Speaking of NPR and science, I'm looking forward to this coming Monday's installment of "This I Believe," which I always find engaging. This time round we'll here from Alan Lightman, author of Einstein's Dreams and Good Benito. If you'll indulge me a moment, I'll share a story about why the former book is so special to me.
In May of 1995, I graduated with a Master's degree from Bob Jones University (yes, that BJU), a school known for its fundamentalist Christian bent. Evolution was not taught in the science classes there, except briefly to dismiss it and to endorse the Biblical seven-day creation. However, by the time I graduated, I had effectively parted ways with the university intellectually (how that happened and why I stayed there is a story best told over a few beers), and I have little in common with the institution any more. Well, on the day of graduation, I slipped a copy of Lightman's Einstein's Dreams up the sleeve of my gown and took it through the entire ceremony with me. I believe I even had it in my hand when I went up the stage in front of several thousand people, took my diploma and shook Dr. Bob Jones III's hand. I took the book for a couple of reasons: one, to entertain myself should the proceedings grow a little dull, and two, as a metaphor (known only to myself) for the new intellectual path I'd be taking upon leaving the institution (something by Bertrand Russell would've been, um, harsh).
So I look forward to hearing what Lightman has to say on Monday morning. It'll be a welcome reminder of a conscious path I took just over a decade ago.
A couple of meaningful related quotes:
There is grandeur in this view of life, with its several powers, having been originally breathed into a few forms or into one; and that, whilst this planet has gone cycling on according to the fixed law of gravity, from so simple a beginning endless forms most beautiful and most wonderful have been, and are being, evolved. - Charles Darwin(Crossposted over at Saheli's since she's gadding about India!)
I maintain there is much more wonder in science than in pseudoscience.

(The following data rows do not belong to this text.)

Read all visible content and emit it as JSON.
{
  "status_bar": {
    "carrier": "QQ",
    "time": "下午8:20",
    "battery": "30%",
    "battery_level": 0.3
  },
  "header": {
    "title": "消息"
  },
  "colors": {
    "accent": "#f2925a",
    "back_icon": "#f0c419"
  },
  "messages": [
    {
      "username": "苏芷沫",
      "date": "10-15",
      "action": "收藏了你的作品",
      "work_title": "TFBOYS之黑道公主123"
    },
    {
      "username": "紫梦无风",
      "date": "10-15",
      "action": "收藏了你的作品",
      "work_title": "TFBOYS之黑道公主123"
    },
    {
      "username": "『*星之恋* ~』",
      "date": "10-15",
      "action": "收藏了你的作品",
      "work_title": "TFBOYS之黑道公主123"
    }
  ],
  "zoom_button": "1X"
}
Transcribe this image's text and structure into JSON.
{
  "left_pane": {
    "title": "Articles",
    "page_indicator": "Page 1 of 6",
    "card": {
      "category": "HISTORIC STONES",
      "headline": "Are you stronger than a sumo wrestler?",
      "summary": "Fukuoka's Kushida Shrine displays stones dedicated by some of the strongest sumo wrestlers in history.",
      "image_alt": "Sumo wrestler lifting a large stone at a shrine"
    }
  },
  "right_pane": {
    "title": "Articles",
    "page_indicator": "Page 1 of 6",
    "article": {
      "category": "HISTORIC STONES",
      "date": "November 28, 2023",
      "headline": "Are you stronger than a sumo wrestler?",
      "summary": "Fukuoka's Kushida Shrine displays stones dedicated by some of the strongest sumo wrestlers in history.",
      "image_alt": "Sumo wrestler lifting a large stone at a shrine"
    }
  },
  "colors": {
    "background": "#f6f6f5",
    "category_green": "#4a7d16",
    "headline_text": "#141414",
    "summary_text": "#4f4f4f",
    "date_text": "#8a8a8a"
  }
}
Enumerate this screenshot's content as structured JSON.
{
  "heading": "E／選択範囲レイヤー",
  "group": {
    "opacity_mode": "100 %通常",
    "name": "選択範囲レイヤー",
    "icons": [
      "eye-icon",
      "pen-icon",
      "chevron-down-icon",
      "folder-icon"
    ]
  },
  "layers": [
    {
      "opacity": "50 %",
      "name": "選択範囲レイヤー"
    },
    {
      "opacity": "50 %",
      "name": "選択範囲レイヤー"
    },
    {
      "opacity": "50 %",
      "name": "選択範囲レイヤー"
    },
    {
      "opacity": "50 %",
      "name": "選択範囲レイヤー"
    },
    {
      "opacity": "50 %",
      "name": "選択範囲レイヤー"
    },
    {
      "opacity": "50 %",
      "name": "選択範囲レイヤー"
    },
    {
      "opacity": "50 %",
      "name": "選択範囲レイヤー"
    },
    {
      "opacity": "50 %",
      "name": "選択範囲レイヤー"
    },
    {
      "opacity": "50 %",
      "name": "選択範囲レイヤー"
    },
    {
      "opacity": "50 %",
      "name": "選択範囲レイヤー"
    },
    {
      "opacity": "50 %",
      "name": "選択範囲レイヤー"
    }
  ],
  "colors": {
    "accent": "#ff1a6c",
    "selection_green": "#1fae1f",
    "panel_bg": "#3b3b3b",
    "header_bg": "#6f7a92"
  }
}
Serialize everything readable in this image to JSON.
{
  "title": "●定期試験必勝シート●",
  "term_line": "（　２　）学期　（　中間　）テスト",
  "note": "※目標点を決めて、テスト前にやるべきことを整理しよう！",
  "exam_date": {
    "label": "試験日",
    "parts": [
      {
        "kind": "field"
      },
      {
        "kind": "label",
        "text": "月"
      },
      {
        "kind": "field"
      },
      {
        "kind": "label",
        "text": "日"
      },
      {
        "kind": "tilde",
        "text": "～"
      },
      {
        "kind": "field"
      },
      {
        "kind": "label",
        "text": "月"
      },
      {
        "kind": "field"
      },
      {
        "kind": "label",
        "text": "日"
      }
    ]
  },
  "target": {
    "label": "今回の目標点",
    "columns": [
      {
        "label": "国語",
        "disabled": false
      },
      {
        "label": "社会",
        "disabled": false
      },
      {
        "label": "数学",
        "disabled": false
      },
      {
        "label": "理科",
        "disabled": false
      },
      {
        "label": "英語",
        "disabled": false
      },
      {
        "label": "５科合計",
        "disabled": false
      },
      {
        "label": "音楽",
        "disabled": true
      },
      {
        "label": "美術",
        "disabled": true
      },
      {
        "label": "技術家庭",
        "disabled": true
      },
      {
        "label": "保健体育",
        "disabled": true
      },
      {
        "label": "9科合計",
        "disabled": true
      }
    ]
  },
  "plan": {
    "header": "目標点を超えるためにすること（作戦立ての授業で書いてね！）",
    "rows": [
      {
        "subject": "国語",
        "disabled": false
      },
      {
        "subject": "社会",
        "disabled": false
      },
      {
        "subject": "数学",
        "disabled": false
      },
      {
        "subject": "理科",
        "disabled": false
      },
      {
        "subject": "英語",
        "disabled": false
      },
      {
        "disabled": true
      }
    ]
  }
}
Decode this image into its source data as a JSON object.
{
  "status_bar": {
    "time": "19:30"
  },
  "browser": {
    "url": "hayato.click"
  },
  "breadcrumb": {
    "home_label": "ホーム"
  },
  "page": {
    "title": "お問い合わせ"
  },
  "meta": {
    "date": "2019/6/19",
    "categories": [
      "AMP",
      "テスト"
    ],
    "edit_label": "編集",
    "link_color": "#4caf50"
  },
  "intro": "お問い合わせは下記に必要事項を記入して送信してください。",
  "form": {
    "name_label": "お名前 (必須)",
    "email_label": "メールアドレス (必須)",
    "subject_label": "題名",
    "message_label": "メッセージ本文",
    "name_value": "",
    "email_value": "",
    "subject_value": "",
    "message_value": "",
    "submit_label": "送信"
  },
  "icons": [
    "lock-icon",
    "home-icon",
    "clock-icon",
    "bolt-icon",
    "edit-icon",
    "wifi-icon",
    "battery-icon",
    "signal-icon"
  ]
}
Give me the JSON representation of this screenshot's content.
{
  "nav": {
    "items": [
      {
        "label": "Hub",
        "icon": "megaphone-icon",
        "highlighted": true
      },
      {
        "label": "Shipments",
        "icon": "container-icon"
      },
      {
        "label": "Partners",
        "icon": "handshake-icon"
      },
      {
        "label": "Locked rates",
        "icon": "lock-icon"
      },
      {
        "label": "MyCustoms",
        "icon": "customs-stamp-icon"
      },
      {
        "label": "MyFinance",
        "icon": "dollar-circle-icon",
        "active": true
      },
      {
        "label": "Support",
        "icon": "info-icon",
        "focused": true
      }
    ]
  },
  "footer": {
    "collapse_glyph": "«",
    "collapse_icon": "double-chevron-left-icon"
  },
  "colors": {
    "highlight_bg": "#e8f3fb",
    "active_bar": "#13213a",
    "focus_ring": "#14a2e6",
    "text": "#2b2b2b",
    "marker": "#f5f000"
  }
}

And in addition, to whatever measure this term has any meaning, science has the additional virtue, and it is not an inconsiderable one, of being true. - Carl Sagan